(Stored data)

[Start of section]

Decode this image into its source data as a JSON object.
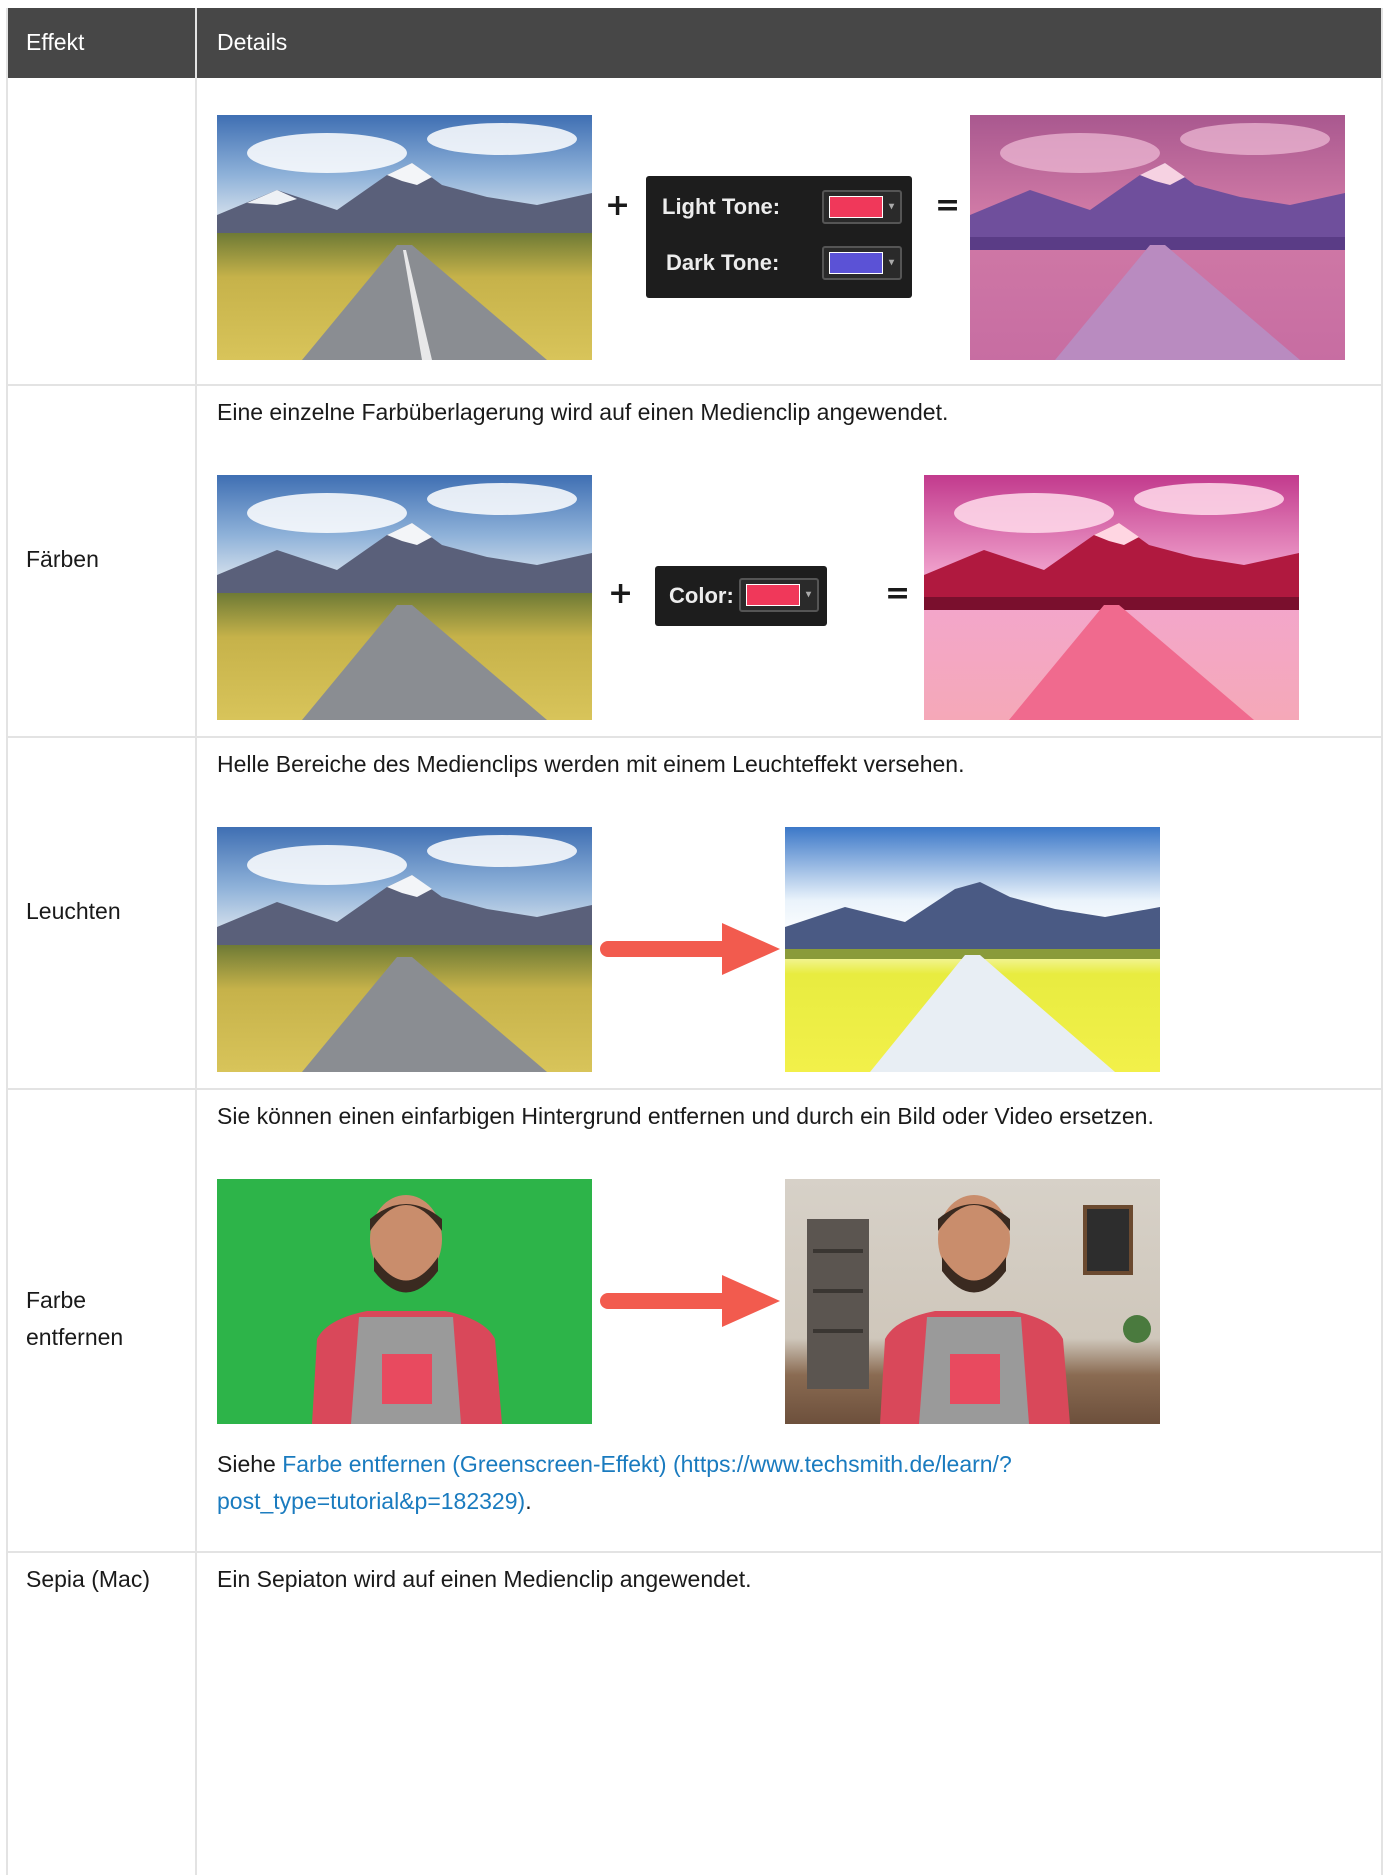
{
  "table": {
    "header": {
      "effekt": "Effekt",
      "details": "Details"
    },
    "rows": [
      {
        "effect": "",
        "description": "",
        "panel": {
          "light_tone_label": "Light Tone:",
          "dark_tone_label": "Dark Tone:",
          "light_tone_color": "#f0385a",
          "dark_tone_color": "#5b52d6"
        },
        "operators": {
          "plus": "+",
          "equals": "="
        }
      },
      {
        "effect": "Färben",
        "description": "Eine einzelne Farbüberlagerung wird auf einen Medienclip angewendet.",
        "panel": {
          "color_label": "Color:",
          "color": "#f0385a"
        },
        "operators": {
          "plus": "+",
          "equals": "="
        }
      },
      {
        "effect": "Leuchten",
        "description": "Helle Bereiche des Medienclips werden mit einem Leuchteffekt versehen."
      },
      {
        "effect_line1": "Farbe",
        "effect_line2": "entfernen",
        "description": "Sie können einen einfarbigen Hintergrund entfernen und durch ein Bild oder Video ersetzen.",
        "see_prefix": "Siehe ",
        "link_line1": "Farbe entfernen (Greenscreen-Effekt) (https://www.techsmith.de/learn/?",
        "link_line2": "post_type=tutorial&p=182329)",
        "see_suffix": "."
      },
      {
        "effect": "Sepia (Mac)",
        "description": "Ein Sepiaton wird auf einen Medienclip angewendet."
      }
    ]
  },
  "colors": {
    "header_bg": "#474747",
    "link": "#1a7bbf",
    "arrow": "#f25b4e",
    "border": "#e3e3e3"
  }
}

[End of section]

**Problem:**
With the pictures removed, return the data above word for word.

**Task response:**
Decode this image into its source data as a JSON object.
{
  "table": {
    "header": {
      "effekt": "Effekt",
      "details": "Details"
    },
    "rows": [
      {
        "effect": "",
        "description": "",
        "panel": {
          "light_tone_label": "Light Tone:",
          "dark_tone_label": "Dark Tone:",
          "light_tone_color": "#f0385a",
          "dark_tone_color": "#5b52d6"
        },
        "operators": {
          "plus": "+",
          "equals": "="
        }
      },
      {
        "effect": "Färben",
        "description": "Eine einzelne Farbüberlagerung wird auf einen Medienclip angewendet.",
        "panel": {
          "color_label": "Color:",
          "color": "#f0385a"
        },
        "operators": {
          "plus": "+",
          "equals": "="
        }
      },
      {
        "effect": "Leuchten",
        "description": "Helle Bereiche des Medienclips werden mit einem Leuchteffekt versehen."
      },
      {
        "effect_line1": "Farbe",
        "effect_line2": "entfernen",
        "description": "Sie können einen einfarbigen Hintergrund entfernen und durch ein Bild oder Video ersetzen.",
        "see_prefix": "Siehe ",
        "link_line1": "Farbe entfernen (Greenscreen-Effekt) (https://www.techsmith.de/learn/?",
        "link_line2": "post_type=tutorial&p=182329)",
        "see_suffix": "."
      },
      {
        "effect": "Sepia (Mac)",
        "description": "Ein Sepiaton wird auf einen Medienclip angewendet."
      }
    ]
  },
  "colors": {
    "header_bg": "#474747",
    "link": "#1a7bbf",
    "arrow": "#f25b4e",
    "border": "#e3e3e3"
  }
}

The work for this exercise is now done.